On 10 January 2014, less than two weeks after ASIC announced its conclusion of the two month investigation, accused directors, Steve Vamos and Leigh Clapham, and David Jones Chairman, Peter Mason, have announced their decision to resign from David Jones as part of a ‘board renewal process’. This news comes after significant pressure from shareholders to remove the directors, despite the fact ASIC’s investigation yielded no evidence to prove that the trades were made in violation of the insider trading laws.
The investigation was sparked after criticism emerged following the alleged approval of share trading by two non-executive directors, just three days prior to the release of unexpected positive sales results, and one day following David Jones receiving a scrip merger proposal from industry rival Myer. The directors, who bought a total of 32,500 shares were said to have made the trades to illustrate their long-term commitment to the company. This was said to be because CEO, Paul Zahra, had announced his intention to resign earlier that month under suggestion there were disagreements between various board members.
Peter Mason, who allegedly approved the trading, claimed the directors were not privy to any price sensitive information. Yet his defence became unhinged after both announcements caused share prices to spike significantly, despite the merger announcement also stating the proposal was rejected. Mason allegedly still claimed the directors did not previously obtain the quarterly sales data and that the merger was not materially price sensitive. If it was found the directors did not have the quarterly sales information and the merger proposal did not satisfy the definition of materially price sensitive information, the directors would not have violated the insider trading laws (amongst other possible defences).
For ASIC to successfully prosecute an instance of insider trading, investigators must be able to satisfy four key tests, proving: the directors actually possessed the information at the time of trades; the information was inside information that was not generally available; the information was price sensitive; and the suspected directors knew, or ought to have known, the information was material and not publicly available.
While ASIC has not publicly released any information as to why the investigation was dismissed, it is potentially relevant that investigators may not have formed the view that the directors knew the information concerning the quarterly sales and that the merger offer was price sensitive. While the announcement of the merger did result in an increased share price, the definitions given in the Corporations Act states that, ‘for information to be material, a reasonable person would be taken to expect that the information would, or would be likely to, influence persons decisions in deciding whether or not to acquire shares’. As this was a ‘merger of equals’ where David Jones would not have received any premium on their share price, the value of the company and shares arguably would not have increased, making it difficult to prove the information of the merger was, by definition, material.

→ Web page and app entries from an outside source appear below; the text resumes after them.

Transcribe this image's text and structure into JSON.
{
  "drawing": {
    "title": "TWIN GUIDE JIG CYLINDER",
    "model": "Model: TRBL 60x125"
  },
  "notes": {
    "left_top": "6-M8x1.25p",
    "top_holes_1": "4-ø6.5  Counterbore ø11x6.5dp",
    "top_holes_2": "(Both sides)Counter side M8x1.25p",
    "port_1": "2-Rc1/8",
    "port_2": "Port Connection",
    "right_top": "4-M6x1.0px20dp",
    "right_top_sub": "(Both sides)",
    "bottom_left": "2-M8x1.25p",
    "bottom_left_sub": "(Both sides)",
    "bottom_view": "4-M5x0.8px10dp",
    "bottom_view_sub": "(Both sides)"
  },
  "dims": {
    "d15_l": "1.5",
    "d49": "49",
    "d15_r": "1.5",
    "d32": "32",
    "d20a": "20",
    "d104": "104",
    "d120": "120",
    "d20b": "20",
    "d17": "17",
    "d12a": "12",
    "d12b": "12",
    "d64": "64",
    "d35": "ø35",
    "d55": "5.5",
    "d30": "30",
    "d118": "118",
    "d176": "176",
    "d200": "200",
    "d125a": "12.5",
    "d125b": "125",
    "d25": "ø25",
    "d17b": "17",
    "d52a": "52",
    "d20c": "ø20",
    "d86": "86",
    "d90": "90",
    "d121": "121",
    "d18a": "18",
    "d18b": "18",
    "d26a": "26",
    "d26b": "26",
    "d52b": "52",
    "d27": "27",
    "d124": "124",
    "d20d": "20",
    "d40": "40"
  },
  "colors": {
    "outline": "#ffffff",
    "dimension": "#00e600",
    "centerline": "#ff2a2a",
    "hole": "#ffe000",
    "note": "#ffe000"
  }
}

Regardless of the findings of the ASIC investigation, the resignations of the directors highlights the ever increasing need for appropriate corporate governance and security trading policies. Particular care should be taken whenever a company is ‘in play’ or pending release of formal results, if management information is available.